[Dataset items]
━━━━━━

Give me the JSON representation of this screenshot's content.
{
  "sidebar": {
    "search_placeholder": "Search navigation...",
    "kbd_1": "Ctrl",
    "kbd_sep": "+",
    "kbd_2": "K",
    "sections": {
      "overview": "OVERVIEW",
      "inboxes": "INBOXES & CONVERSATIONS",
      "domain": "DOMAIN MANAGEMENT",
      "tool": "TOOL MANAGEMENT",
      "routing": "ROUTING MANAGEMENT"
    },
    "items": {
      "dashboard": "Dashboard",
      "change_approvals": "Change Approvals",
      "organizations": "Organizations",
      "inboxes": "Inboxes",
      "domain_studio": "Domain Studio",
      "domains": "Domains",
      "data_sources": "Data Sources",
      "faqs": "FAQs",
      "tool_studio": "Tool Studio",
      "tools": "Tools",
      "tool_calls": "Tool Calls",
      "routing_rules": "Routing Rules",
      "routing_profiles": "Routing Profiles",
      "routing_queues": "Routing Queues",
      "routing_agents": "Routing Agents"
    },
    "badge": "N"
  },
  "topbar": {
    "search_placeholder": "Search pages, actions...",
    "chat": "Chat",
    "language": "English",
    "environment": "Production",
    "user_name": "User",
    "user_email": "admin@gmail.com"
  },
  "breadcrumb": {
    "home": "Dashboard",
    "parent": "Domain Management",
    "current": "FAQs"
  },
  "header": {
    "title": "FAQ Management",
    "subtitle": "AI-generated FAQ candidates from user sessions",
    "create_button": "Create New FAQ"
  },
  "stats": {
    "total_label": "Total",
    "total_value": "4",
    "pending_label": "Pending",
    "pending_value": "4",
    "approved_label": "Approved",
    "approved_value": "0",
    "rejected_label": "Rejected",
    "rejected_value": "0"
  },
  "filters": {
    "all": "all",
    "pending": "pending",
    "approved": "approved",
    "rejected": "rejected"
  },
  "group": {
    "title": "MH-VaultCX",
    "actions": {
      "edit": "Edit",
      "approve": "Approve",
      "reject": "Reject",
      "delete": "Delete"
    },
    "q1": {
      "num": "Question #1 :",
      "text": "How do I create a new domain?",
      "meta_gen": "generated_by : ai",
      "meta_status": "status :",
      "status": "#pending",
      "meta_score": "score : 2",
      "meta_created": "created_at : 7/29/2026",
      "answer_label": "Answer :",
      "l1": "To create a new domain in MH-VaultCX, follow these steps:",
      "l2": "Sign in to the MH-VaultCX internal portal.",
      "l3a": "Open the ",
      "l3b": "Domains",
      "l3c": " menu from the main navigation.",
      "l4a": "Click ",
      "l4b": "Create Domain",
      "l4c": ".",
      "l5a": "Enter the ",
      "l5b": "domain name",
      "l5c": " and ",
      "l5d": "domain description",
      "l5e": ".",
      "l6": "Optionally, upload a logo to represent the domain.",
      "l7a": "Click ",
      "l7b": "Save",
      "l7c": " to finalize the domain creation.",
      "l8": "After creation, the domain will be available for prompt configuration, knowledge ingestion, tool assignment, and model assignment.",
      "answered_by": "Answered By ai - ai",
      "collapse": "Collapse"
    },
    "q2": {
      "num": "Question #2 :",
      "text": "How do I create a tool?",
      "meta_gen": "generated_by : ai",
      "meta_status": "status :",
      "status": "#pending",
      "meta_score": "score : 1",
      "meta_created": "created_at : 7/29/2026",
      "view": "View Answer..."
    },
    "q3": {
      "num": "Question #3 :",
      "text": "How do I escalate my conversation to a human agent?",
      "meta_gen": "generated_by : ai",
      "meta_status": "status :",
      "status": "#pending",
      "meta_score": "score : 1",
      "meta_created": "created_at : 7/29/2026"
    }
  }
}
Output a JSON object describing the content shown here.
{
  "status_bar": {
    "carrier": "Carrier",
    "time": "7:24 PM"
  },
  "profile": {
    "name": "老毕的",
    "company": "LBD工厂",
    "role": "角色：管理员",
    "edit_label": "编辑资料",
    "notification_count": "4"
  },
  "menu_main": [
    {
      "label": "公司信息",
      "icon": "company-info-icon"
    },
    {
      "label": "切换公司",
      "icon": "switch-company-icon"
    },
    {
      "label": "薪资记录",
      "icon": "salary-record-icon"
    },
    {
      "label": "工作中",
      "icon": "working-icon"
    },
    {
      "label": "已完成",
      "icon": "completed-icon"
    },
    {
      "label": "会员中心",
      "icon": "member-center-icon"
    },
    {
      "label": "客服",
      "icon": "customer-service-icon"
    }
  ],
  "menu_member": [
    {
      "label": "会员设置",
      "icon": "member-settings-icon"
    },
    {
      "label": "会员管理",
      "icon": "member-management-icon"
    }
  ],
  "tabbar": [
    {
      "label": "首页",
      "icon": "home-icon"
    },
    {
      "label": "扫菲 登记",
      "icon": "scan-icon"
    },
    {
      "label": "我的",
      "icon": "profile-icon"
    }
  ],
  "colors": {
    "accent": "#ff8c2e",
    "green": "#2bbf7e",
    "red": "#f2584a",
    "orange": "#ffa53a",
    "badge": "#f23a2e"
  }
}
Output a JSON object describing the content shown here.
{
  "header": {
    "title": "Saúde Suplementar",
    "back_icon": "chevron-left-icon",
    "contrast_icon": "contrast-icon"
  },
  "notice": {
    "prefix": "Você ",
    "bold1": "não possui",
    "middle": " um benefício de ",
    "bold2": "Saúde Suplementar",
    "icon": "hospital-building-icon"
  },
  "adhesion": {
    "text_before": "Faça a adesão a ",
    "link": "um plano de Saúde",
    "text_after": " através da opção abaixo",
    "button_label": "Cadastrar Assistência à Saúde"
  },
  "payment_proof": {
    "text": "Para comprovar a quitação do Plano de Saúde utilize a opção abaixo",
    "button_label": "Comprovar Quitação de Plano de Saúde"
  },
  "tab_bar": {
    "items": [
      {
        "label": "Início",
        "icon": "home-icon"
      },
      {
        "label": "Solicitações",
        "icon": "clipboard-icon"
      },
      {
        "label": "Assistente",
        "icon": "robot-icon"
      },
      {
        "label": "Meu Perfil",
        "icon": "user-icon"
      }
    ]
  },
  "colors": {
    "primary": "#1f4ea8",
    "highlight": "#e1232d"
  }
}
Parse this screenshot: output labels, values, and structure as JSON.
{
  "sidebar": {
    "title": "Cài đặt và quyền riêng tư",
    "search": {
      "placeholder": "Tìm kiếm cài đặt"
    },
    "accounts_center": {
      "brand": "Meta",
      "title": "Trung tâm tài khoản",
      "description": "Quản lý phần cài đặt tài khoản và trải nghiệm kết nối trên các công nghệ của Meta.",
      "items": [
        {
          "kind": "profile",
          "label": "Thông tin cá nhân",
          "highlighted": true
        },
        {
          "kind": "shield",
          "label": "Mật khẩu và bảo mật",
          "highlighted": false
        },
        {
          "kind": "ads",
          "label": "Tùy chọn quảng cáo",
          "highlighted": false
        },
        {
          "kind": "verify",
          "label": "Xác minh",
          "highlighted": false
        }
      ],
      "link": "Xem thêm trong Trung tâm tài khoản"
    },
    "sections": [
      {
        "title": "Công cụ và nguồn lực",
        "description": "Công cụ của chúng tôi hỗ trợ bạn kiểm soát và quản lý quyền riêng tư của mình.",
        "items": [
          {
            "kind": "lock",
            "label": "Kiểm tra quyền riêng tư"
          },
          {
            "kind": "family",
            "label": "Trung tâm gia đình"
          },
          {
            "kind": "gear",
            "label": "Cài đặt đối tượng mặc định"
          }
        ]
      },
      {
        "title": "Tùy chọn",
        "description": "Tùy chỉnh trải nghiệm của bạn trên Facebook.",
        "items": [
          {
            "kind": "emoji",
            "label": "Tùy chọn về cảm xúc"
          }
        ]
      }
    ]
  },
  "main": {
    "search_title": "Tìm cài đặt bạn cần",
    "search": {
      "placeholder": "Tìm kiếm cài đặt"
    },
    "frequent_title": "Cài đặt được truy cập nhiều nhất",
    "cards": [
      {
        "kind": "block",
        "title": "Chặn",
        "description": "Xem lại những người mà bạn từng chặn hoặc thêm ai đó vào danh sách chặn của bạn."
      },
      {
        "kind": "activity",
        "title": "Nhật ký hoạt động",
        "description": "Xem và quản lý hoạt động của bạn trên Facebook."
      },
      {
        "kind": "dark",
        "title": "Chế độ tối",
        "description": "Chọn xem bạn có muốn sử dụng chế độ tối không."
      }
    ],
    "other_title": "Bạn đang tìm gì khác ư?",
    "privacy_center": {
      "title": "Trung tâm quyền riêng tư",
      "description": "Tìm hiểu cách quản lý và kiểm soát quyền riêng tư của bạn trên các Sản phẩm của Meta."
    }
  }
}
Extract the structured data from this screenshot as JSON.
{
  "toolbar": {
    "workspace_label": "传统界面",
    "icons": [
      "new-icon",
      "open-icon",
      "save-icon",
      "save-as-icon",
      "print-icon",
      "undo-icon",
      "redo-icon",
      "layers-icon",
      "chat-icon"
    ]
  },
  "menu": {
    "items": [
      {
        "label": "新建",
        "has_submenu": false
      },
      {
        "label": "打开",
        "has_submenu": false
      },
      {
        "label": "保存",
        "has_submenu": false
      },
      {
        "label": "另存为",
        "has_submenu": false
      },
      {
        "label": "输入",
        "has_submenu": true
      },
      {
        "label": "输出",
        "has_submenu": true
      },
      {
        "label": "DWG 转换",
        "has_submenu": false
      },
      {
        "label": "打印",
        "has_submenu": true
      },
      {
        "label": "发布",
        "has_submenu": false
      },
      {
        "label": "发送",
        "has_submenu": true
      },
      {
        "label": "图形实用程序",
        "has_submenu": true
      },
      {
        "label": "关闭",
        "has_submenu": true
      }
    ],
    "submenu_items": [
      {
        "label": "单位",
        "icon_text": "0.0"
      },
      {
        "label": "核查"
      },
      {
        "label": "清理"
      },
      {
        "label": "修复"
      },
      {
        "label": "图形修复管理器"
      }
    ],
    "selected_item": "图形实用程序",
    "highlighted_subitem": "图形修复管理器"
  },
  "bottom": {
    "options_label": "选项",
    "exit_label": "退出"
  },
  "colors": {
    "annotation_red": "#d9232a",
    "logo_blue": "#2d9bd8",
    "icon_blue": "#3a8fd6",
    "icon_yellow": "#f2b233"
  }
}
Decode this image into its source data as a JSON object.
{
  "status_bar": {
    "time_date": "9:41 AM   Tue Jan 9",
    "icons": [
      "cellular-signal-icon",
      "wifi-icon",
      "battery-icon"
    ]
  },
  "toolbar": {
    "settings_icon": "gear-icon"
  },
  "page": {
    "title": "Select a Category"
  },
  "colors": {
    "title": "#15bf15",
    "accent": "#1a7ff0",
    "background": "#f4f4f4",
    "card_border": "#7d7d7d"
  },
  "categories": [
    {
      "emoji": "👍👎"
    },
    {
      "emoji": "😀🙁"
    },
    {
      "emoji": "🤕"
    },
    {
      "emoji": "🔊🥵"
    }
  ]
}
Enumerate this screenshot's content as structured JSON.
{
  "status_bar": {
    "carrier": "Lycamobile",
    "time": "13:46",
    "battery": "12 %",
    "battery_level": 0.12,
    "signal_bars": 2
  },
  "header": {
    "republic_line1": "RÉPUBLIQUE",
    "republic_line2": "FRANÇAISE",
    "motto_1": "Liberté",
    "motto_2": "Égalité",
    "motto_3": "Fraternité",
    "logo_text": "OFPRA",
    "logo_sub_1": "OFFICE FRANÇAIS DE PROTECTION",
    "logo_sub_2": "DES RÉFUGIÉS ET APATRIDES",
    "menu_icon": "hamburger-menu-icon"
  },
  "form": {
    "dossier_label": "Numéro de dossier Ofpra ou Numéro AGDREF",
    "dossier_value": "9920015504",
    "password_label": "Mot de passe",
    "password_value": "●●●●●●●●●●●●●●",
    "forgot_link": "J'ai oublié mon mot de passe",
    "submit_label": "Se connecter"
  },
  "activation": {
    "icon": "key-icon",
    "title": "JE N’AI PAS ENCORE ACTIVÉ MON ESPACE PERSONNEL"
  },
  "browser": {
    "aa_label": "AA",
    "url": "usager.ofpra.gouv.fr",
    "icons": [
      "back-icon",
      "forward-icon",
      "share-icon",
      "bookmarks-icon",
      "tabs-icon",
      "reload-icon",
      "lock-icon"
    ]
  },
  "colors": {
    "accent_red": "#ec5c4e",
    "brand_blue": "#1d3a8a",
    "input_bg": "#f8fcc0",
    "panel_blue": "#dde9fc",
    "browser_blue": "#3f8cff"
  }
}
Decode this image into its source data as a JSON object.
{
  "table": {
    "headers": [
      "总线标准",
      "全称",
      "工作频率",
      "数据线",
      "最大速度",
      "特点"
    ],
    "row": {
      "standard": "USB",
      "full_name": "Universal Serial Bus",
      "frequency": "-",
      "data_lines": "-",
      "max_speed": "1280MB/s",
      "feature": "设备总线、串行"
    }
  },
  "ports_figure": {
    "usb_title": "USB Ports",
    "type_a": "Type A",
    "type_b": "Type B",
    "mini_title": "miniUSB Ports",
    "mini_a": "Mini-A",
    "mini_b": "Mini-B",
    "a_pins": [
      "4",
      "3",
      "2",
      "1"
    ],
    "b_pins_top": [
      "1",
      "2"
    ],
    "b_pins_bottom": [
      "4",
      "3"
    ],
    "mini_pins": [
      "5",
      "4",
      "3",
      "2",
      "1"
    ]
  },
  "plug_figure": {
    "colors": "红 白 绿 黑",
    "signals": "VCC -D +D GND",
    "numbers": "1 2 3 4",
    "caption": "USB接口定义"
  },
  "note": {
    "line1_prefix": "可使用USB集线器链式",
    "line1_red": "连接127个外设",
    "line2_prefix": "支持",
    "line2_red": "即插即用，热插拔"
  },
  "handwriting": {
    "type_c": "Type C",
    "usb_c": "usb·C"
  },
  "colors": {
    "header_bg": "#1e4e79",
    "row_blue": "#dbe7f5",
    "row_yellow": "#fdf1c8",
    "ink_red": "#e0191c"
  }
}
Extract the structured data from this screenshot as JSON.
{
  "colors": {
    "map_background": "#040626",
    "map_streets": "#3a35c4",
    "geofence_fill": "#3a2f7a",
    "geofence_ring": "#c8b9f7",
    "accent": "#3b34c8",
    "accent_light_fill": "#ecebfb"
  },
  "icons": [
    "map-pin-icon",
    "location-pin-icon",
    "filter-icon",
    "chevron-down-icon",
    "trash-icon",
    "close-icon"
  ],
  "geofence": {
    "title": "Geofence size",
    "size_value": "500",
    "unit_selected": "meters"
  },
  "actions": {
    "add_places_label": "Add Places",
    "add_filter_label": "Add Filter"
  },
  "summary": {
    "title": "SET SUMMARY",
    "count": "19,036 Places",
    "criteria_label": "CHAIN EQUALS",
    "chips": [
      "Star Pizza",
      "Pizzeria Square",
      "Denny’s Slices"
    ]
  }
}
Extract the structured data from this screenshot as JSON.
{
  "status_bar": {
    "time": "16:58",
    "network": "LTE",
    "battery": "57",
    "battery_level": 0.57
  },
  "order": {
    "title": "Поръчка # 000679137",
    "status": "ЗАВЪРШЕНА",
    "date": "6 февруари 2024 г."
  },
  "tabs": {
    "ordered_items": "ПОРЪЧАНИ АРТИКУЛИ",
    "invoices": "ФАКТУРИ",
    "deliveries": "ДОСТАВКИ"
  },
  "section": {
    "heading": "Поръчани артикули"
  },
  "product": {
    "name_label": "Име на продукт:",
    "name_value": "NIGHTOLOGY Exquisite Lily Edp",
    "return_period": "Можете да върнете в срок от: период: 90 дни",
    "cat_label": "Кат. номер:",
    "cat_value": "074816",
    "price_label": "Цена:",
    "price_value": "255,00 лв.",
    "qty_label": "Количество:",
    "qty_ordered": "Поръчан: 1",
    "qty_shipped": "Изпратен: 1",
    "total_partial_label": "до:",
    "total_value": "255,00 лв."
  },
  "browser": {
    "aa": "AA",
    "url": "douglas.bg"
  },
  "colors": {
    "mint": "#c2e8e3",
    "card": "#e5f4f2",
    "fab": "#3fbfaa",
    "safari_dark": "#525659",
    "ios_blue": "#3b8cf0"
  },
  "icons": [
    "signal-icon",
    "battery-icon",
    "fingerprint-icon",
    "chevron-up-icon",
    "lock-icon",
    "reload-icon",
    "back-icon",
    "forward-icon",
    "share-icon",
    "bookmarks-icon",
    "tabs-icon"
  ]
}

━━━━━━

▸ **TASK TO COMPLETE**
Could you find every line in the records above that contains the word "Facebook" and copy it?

▸ **WRITTEN SOLUTION**
        "description": "Tùy chỉnh trải nghiệm của bạn trên Facebook.",
        "description": "Xem và quản lý hoạt động của bạn trên Facebook."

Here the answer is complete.